Rush Limbaugh, conservative Republican waterboy, drug addict, and takshow host, now believes the thumping his party took is a good thing. Really…
The way I feel is this: I feel liberated, and I’m going to tell you as plainly as I can why. I no longer am going to have to carry the water for people who I don’t think deserve having their water carried.
Morton M. Kondracke at RollCall has exiting polling data that he says makes the message of 2006 perfectly clear: Moderates Fed Up With Polarization.
The 2006 election results were a rebuke not just to President Bush and Congressional Republicans but to radio talk-show hosts and other right-wing polarizers.
The right managed to win seven more anti-gay marriage referendums across the country, but it was repudiated on Iraq, immigration and excessive religiosity.
At the same time, while Democrats won control of the House and possibly the Senate, they did so by capturing the votes of moderates and independents, whom they could lose easily with demonstrations of wretched excess.
It’s encouraging that Bush and incoming Speaker Nancy Pelosi (D-Calif.) and likely Senate Majority Leader Harry Reid (D-Nev.) are talking the language of bipartisan cooperation, but Democrats will be strongly tempted to exercise their passions against the president and his policies.
Exit polls showed that, once again, self-identified moderates made up a near-majority of the electorate — 47 percent — and this group split 62 percent to 36 percent Democratic — a 9-point Democratic gain from 2002 and 8 points above 2004.
Only 21 percent of voters identified themselves as liberals and 32 percent as conservatives. Liberals supported Democrats nearly 90 percent of the time, while conservatives voted Republican by less than 80 percent.
While Republican and Democratic candidates held their partisan base voters by margins above 90 percent, independents went Democratic by a margin of 58 percent to 38 percent, a 10-point gain over 2002 and 9 points over 2004…
The loudest message from the elections is that the nation wants a change of policy in Iraq. By a margin of 57 percent to 41 percent, voters said they oppose the war.
By 59 percent to 34 percent, voters said the war has not improved American security, and by 56 percent to 37 percent, they called for withdrawal of some or all U.S. troops, as opposed to maintaining current levels or sending more.
Yet full withdrawal is a distinct minority position — 30 percent — and Democrats won’t have the country’s support if they force it. Encouragingly, they say they won’t.
The clearest repudiation of the loud right came on the issue of immigration. By a margin of 57 percent to 38 percent, voters said they wanted illegal immigrants who work in the U.S. to be allowed a chance to apply for legal status and not be deported.
Voters in Arizona rejected two of the nation’s most vociferous immigration restrictionists, Rep. J.D. Hayworth (R) and Minuteman founder Randy Graf (R).
House Republicans massively bought into the talk-show claque’s agenda by rejecting Bush’s Latino-friendly proposal for comprehensive immigration reform, and they’ve suffered important damage as a result.

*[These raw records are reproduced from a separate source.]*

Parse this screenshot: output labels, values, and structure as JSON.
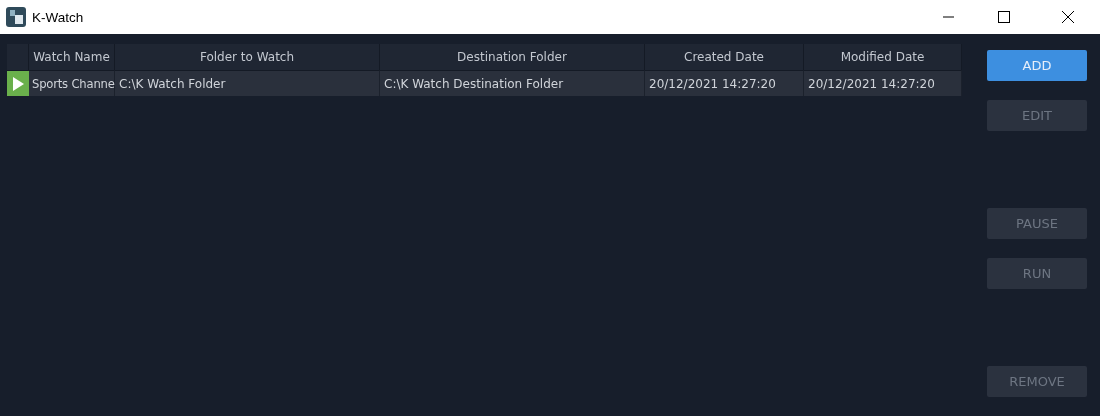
{
  "window": {
    "title": "K-Watch"
  },
  "table": {
    "columns": [
      "Watch Name",
      "Folder to Watch",
      "Destination Folder",
      "Created Date",
      "Modified Date"
    ],
    "rows": [
      {
        "running": true,
        "cells": [
          "Sports Channe",
          "C:\\K Watch Folder",
          "C:\\K Watch Destination Folder",
          "20/12/2021 14:27:20",
          "20/12/2021 14:27:20"
        ]
      }
    ]
  },
  "buttons": [
    {
      "label": "ADD",
      "disabled": false
    },
    {
      "label": "EDIT",
      "disabled": true
    },
    {
      "label": "PAUSE",
      "disabled": true
    },
    {
      "label": "RUN",
      "disabled": true
    },
    {
      "label": "REMOVE",
      "disabled": true
    }
  ]
}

Bush managed to capture 44 percent of the Latino vote in 2004, according to disputed exit polls, but this year Hispanics went Democratic by a margin of 72 percent to 27 percent, 10 points higher than in 2002.
If Republicans and Democrats are looking for an issue around which to demonstrate they can unify and accomplish something, they could use the lame-duck session of Congress to pass the comprehensive Senate immigration bill.

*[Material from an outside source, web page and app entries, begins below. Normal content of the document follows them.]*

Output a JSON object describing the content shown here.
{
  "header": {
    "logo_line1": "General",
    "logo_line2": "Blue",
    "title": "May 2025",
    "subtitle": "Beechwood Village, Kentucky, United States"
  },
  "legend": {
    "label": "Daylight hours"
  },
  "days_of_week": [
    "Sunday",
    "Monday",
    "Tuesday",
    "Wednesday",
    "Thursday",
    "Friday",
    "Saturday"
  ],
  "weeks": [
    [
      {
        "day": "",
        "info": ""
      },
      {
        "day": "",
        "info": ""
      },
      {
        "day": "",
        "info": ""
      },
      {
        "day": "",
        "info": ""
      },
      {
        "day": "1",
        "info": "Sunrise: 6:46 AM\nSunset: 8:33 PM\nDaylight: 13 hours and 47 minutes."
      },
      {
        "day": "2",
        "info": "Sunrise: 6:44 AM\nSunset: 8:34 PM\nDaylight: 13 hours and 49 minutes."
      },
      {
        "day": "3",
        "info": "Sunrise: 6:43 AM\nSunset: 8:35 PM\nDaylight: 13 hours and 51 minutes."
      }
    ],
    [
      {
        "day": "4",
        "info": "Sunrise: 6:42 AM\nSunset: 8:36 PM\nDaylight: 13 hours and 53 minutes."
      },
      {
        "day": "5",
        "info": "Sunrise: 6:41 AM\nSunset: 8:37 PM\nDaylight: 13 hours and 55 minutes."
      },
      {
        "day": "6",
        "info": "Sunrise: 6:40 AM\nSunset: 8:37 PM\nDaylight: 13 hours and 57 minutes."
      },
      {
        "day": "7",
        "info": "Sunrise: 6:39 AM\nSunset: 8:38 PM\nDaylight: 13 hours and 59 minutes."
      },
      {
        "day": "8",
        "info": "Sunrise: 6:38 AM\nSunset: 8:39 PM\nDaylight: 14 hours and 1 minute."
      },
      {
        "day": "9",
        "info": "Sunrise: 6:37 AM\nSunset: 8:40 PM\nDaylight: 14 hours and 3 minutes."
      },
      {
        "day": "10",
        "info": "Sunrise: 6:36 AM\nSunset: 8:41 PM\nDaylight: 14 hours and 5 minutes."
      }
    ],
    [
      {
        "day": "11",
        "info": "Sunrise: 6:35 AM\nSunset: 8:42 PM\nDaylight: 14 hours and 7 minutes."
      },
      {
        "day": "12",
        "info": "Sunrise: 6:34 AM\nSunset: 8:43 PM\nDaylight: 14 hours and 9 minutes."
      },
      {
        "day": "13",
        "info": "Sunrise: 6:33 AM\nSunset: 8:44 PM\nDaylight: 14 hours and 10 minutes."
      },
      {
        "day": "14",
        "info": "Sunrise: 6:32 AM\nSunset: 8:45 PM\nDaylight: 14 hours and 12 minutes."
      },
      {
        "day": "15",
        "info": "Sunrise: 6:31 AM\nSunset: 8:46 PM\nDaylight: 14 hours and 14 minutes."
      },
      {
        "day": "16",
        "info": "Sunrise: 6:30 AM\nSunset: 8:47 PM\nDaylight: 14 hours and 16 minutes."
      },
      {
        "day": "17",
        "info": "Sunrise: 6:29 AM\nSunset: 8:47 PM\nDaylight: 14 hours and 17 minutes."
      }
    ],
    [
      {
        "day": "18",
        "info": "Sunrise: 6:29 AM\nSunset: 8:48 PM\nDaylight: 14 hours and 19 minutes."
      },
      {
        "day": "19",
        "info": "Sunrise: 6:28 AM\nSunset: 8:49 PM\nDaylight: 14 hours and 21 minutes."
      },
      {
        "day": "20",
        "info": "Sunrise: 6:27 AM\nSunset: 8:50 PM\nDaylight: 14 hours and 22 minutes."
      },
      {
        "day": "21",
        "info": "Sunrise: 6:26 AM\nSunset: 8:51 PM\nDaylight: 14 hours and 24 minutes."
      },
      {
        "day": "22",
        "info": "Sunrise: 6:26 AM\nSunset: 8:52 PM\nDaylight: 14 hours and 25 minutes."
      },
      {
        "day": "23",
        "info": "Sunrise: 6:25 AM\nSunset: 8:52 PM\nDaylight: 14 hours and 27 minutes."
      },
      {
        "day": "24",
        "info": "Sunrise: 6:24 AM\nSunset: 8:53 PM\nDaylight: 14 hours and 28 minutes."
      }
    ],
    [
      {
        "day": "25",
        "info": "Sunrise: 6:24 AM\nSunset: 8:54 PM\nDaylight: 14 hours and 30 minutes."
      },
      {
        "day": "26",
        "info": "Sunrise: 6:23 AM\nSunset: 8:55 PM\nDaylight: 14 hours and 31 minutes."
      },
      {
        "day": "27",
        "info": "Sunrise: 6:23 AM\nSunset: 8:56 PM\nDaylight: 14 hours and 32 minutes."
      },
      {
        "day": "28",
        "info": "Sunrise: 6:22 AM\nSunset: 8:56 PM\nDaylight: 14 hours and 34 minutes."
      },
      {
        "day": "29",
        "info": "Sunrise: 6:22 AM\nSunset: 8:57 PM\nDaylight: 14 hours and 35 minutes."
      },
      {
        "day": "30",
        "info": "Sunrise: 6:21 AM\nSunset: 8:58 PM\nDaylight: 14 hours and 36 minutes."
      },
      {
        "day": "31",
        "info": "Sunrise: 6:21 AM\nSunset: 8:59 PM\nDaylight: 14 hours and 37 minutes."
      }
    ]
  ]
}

The exit polls also suggest that a revolt took place this year against the right’s infusion of religious dogma into politics — as in the effort to keep brain-damaged Terri Schiavo alive and Bush’s veto of expanded federal funding for embryonic stem-cell research.